Beneath a single tree on an island 500 kilometres from Port Macquarie, an insect previously thought extinct has been uncovered—quite literally—by a biology student from Sydney University.
When Maxim Adams lifted a rock beneath a banyan tree on Lord Howe Island’s northernmost coastline, he was not expecting to find a long-missing animal.
And when he saw an intrusion of large, wingless cockroaches swarming where the rock had been, it took him a moment to realise the significance of what he was seeing.
“I lifted the first rock under this huge banyan tree, and there it was. For the first 10 seconds or so, I thought ‘No, it can’t be’,” Adams says.
‘It’ is Panesthia lata – or the Lord Howe Island wood-eating cockroach – a species thought to have been wiped out by the arrival of rats on the island in the 1910s.
Adams and his supervising professor Nathan Lo proceeded to spend a week searching for more colonies of these previously vanished arthropods, but to no avail, this was the only group found.
Still, it’s a coup, and although Lo recently wrote of the perseverance of related cockroaches on neighbouring islands, the specimens uncovered by Adams are genetically distinct.
The rediscovery and genomic analysis of P. lata further highlights how physical isolation can lead to evolutionary divergence.
“These cockroaches are almost like our very own version of Darwin’s finches, separated on little islands over thousands or millions of years developing their own unique genetics,” says chair of the Lord Howe Island board, Atticus Fleming.
“The survival is great news, as it has been more than 80 years since it was last seen. Lord Howe Island really is a spectacular place, it’s older than the Galápagos islands and is home to 1,600 native invertebrate species, half of which are found nowhere else in the world.”
What’s in a name?

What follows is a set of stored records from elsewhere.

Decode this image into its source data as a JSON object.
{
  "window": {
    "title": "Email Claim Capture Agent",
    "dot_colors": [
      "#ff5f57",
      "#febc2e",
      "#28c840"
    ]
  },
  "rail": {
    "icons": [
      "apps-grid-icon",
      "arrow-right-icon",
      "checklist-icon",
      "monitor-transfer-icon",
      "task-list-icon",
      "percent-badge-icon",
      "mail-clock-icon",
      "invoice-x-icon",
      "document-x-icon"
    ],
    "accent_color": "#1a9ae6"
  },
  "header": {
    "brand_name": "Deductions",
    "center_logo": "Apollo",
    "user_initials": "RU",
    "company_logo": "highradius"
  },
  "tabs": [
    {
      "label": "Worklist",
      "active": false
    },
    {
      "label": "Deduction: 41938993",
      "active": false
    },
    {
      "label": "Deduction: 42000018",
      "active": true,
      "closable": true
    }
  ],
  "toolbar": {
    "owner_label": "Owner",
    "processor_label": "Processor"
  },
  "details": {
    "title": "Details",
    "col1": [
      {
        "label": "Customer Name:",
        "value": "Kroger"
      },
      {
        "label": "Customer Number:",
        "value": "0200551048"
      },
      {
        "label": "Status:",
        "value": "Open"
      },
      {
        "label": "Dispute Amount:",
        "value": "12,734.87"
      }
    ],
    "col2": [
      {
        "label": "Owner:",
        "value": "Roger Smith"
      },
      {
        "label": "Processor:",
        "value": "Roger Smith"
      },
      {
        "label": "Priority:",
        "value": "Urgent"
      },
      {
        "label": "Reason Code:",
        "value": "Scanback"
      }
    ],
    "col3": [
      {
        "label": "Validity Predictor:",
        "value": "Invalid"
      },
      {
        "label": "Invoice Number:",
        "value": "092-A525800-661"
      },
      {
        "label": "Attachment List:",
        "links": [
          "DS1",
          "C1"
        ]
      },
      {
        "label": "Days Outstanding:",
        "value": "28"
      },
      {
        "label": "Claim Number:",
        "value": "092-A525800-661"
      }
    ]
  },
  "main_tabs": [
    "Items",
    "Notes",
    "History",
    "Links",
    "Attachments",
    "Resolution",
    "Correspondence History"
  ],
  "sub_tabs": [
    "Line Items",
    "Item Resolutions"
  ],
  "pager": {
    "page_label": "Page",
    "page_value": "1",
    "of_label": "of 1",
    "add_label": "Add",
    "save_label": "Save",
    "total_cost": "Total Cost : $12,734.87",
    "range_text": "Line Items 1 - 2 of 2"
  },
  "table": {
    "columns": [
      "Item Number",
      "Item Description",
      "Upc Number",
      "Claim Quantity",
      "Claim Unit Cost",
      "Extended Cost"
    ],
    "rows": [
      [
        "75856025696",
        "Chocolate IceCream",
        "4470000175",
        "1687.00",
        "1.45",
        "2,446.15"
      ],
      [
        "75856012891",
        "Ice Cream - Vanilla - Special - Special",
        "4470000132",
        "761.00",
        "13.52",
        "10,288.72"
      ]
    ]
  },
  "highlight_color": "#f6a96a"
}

There are 11 described species of the genus Panesthia, most of which reside along Australia’s east coast, feeding on rotten wood that is broken down by specialised cellulose-eating enzymes in their digestive system.
After re-discovering P. lata in July, Lo’s team will now turn its focus towards studying the species’ habitat, behaviours and genetics.
They also expect to conduct further studies on Lord Howe Island to better understand how the group found beneath the Banyan tree was able to survive.
However the researchers believe that a new name might be needed for this species, with early observations suggesting that rather than living inside rotting logs, the species may actually favour rocks like the one they were found beneath.
“We found families of them, all under this one banyan,” says Senior Scientist Nicholas Carlile from NSW’s Department of Planning and Environment.
“But despite its common name suggesting they are wood-feeding cockroaches and that they burrow in rotting logs, we now believe they are more of a ‘rock-roach’, with rocks forming an important component of their habitat, possibly due to their co-evolution alongside the ground foraging Lord Howe Island Woodhen.”